Caring for Septic System
Planting on top of drainfield
Want options other than grass over your drainfield? Here are some helpful suggestions: http://pubs.ext.vt.edu/426/426-617/426-617_pdf.pdf
Types of failure
Photos and explanations for various asphalt failure conditions:
Typical Asphalt Pavement Section
What’s under the black? Here’s a sketch of the layers you drive on: http://www.civil.iitb.ac.in/tvm/1100_LnTse/401_lnTse/plain/img2.gif
Most construction projects are subject to one, or more, environmental regulations. Everything we do to the earth has downstream impact. Here is some useful information for common project types.
About ⅓ of Massachusetts homes rely on a septic system to treat their wastewater and protect our groundwater. Whether you are a residence, commercial site, or institution, you may need to consider what happens after you flush.
Title 5 (310 CMR 15 Massachusetts Septic System Regulations)
The primary regulations covering septic systems in Massachusetts. Note that every town can have their own local rules. Be sure to check with your local health department, as local rules supercede state requirements.
FAQ for Septic Systems
Lot’s of basic questions answered. I’m happy to answer your specific questions. Every site is unique! http://www.mass.gov/eea/
Title 5 Inspection for Selling or Buying a Home
Details on rule applying to septic systems for home sellers and buyers.
In some cases, MA homeowners can get financial support from the state. Don’t forget to check with your bank – a new system can improve property value. Title 5 / Septic Systems: Financial Assistance Opportunities for System Owners
If you are a single-family homeowner with “regular” residential plans, then no stormwater regulations apply to you (though, you can always take steps to improve what’s happening downstream of you). However, if you are non-residential, or more than a single family situation, then basic regulations apply to your site. Note that every town can have their own local rules. Be sure to check with your local conservation commission as local rules supercede state requirements.
The basic rules to consider: Massachusetts Stormwater Handbook
Other DEP Stormwater Guidelines
Snow contains sand, salt, trash, and other pollutants that affect the quality of our environment. Here are best practice guidelines for plowing.
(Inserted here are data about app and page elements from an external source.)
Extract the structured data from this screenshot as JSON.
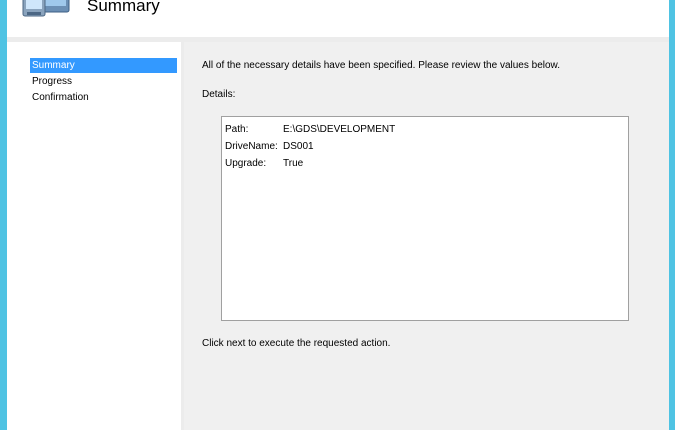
{
  "header": {
    "title": "Summary",
    "icon": "computer-icon"
  },
  "sidebar": {
    "items": [
      {
        "label": "Summary",
        "active": true
      },
      {
        "label": "Progress",
        "active": false
      },
      {
        "label": "Confirmation",
        "active": false
      }
    ]
  },
  "main": {
    "intro": "All of the necessary details have been specified.  Please review the values below.",
    "details_label": "Details:",
    "details": [
      {
        "key": "Path:",
        "value": "E:\\GDS\\DEVELOPMENT"
      },
      {
        "key": "DriveName:",
        "value": "DS001"
      },
      {
        "key": "Upgrade:",
        "value": "True"
      }
    ],
    "footer": "Click next to execute the requested action."
  },
  "colors": {
    "frame": "#4fc3e3",
    "selection": "#3399ff",
    "content_bg": "#f0f0f0"
  }
}
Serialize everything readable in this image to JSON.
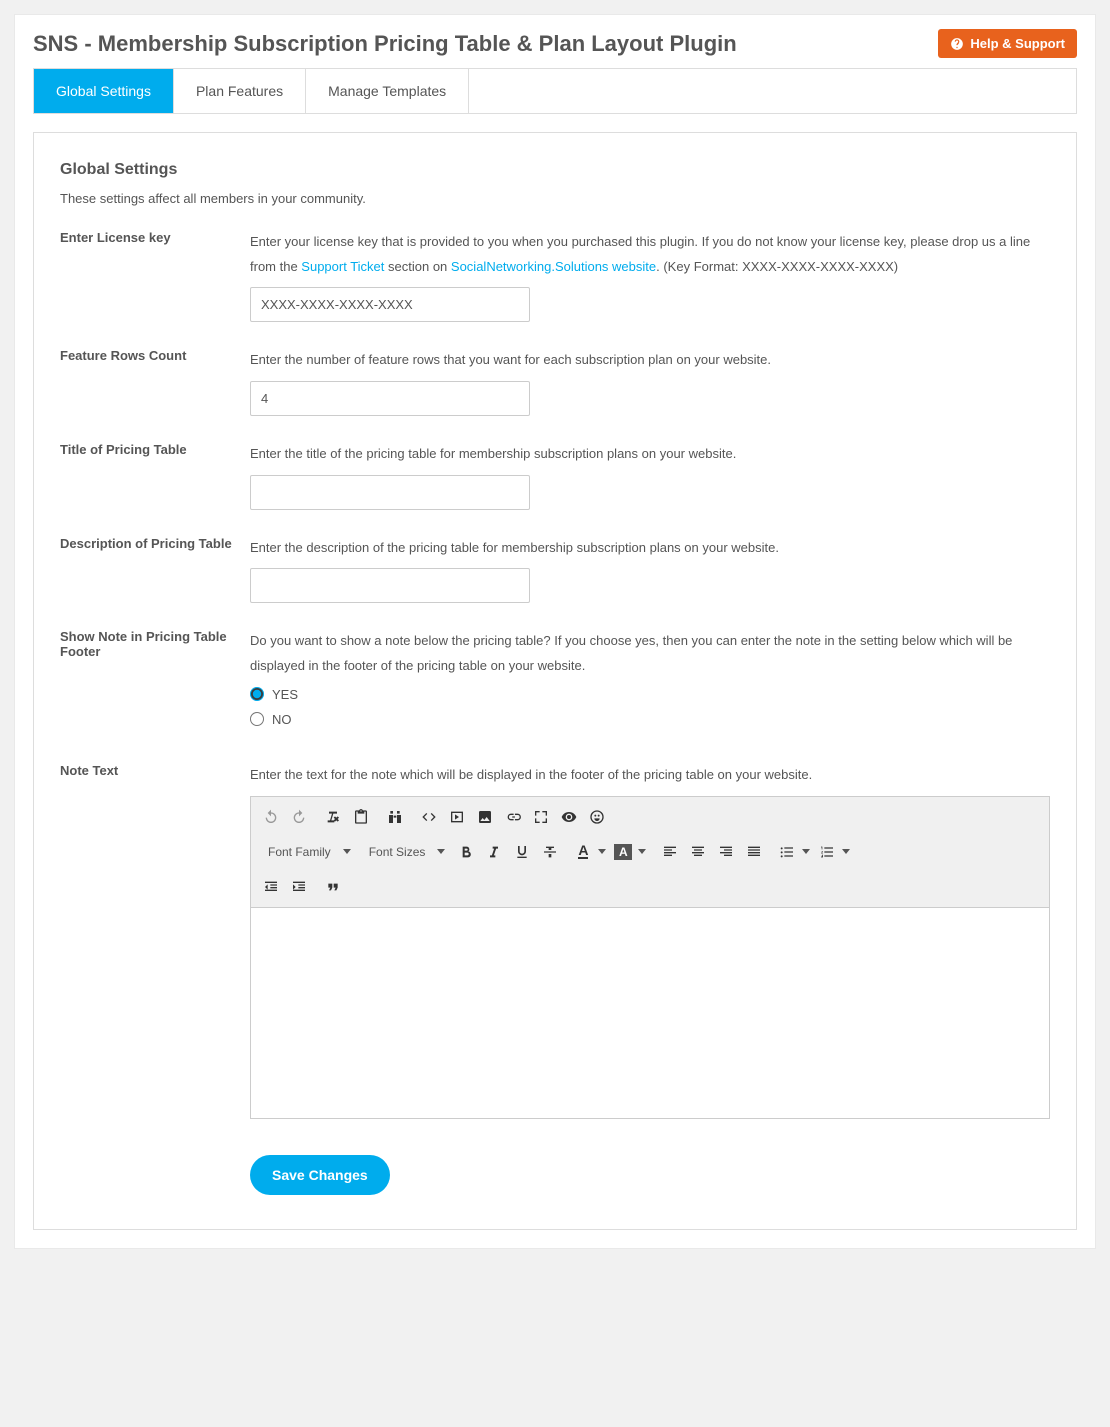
{
  "header": {
    "title": "SNS - Membership Subscription Pricing Table & Plan Layout Plugin",
    "help_label": "Help & Support"
  },
  "tabs": [
    {
      "label": "Global Settings",
      "active": true
    },
    {
      "label": "Plan Features",
      "active": false
    },
    {
      "label": "Manage Templates",
      "active": false
    }
  ],
  "panel": {
    "title": "Global Settings",
    "subtitle": "These settings affect all members in your community."
  },
  "fields": {
    "license": {
      "label": "Enter License key",
      "desc_pre": "Enter your license key that is provided to you when you purchased this plugin. If you do not know your license key, please drop us a line from the ",
      "link1": "Support Ticket",
      "desc_mid": " section on ",
      "link2": "SocialNetworking.Solutions website",
      "desc_post": ". (Key Format: XXXX-XXXX-XXXX-XXXX)",
      "value": "XXXX-XXXX-XXXX-XXXX"
    },
    "rows": {
      "label": "Feature Rows Count",
      "desc": "Enter the number of feature rows that you want for each subscription plan on your website.",
      "value": "4"
    },
    "title": {
      "label": "Title of Pricing Table",
      "desc": "Enter the title of the pricing table for membership subscription plans on your website.",
      "value": ""
    },
    "description": {
      "label": "Description of Pricing Table",
      "desc": "Enter the description of the pricing table for membership subscription plans on your website.",
      "value": ""
    },
    "show_note": {
      "label": "Show Note in Pricing Table Footer",
      "desc": "Do you want to show a note below the pricing table? If you choose yes, then you can enter the note in the setting below which will be displayed in the footer of the pricing table on your website.",
      "option_yes": "YES",
      "option_no": "NO",
      "selected": "YES"
    },
    "note_text": {
      "label": "Note Text",
      "desc": "Enter the text for the note which will be displayed in the footer of the pricing table on your website."
    }
  },
  "editor": {
    "font_family": "Font Family",
    "font_sizes": "Font Sizes"
  },
  "actions": {
    "save": "Save Changes"
  }
}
Massachusetts is blessed to have thousands of wetlands throughout the commonwealth. Wetlands play an extremely important role in buffering human activities from subtle and direct impact on the environment. As they are such an important resource, they are heavily regulated. Is there open water, marshy land, or seasonally moist land within 100 feet (or less) of your work? If so, you will need to pay attention to these features and likely have to file a Notice of Intent with your local conservation commission.
Help! I have wetlands on or near my project site. What basics do i need to know?
The primary regulations on wetlands in Massachusetts. Note that every town can have their own local rules. Be sure to check with your local conservation commission, as local rules supercede state requirements.
Main Regulations: http://www.mass.gov/dep/service/regulations/310cmr10a.pdf
Environmentally Friendly Lawn Care & Landscaping
Information on how your yard impacts the environment and how to reduce that impact.
Massachusetts Department of Transportation (f.k.a. MassHighway)
ADA (Americans with Disabilities Act)
Rules for structures and sites that are generally open to the public. http://www.ada.gov/regs2010/2010ADAStandards/2010ADAstandards.htm
Though not official, Massachusetts has generally adopted the International Building Code as published by the International Code Council.